Other components that relate to your unique purpose are your personal experiences, skills, education, temperament, and roles as well as your spiritual gifts. Each of these elements is relevant to your vision of the specific outworking of God’s universal purpose in your life.
Begin to ask God to clarify your personal vision of purpose. This will not happen by doubling up on activities, but through prayer, exposure to Scripture, and times of reflection. This process may take months or years, but it should lead to a brief written statement of purpose that can be used to determine and evaluate your objectives and activities. In this way, your activities will be determined more by the Word than by the external pressures of the world.
A biblical purpose is always an unchanging reason for being. It holds true for you regardless of your circumstances or season of life. When a Christ-centered purpose becomes the focus of your life, it harmonizes all the other areas, such as family, work, finances, and ministry.
Recall the point we made in the introduction that the twelve facets of spiritual formation are all part of the same gem, and thus are inextricably bound together. For example, Spirit-filled spirituality informs all the others, because it is only in the power of the Holy Spirit that we can be formed into the image of Christ. Relational spirituality affects all the others, because loving God and others is the central expression of our faith. And so it is with the remaining ten.
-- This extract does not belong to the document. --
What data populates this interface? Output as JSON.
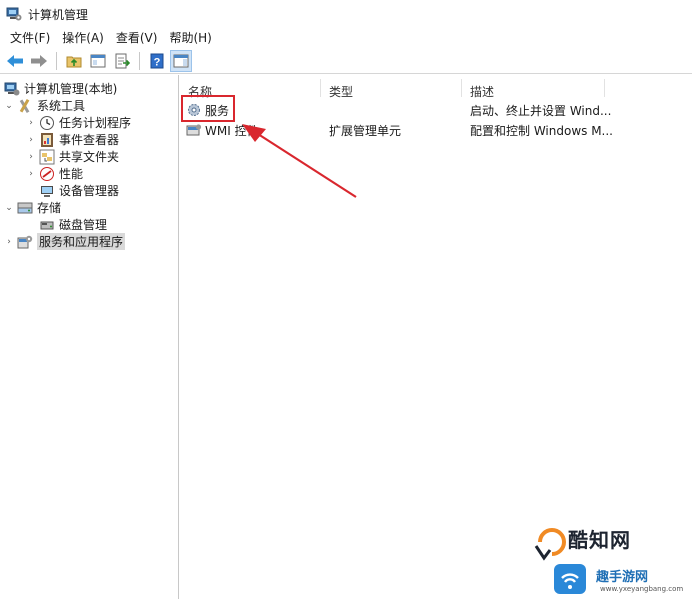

But we also observed that because of our widely differing temperaments, each of us has a unique personal pattern that involves differing degrees of attraction and resistance to the various facets. It is good to understand that we are naturally drawn to some more than others, but it is also beneficial to stretch ourselves through deliberate exposure to the ones we tend to resist.
It is my prayer that you benefit from this diversity of approaches that have been used to cultivate spiritual growth and that you explore some of the facets that may have been less familiar to you.
The Lord bless you and keep you;
The Lord make His face shine on you,
And be gracious to you;
The Lord lift up His countenance on you,
And give you peace.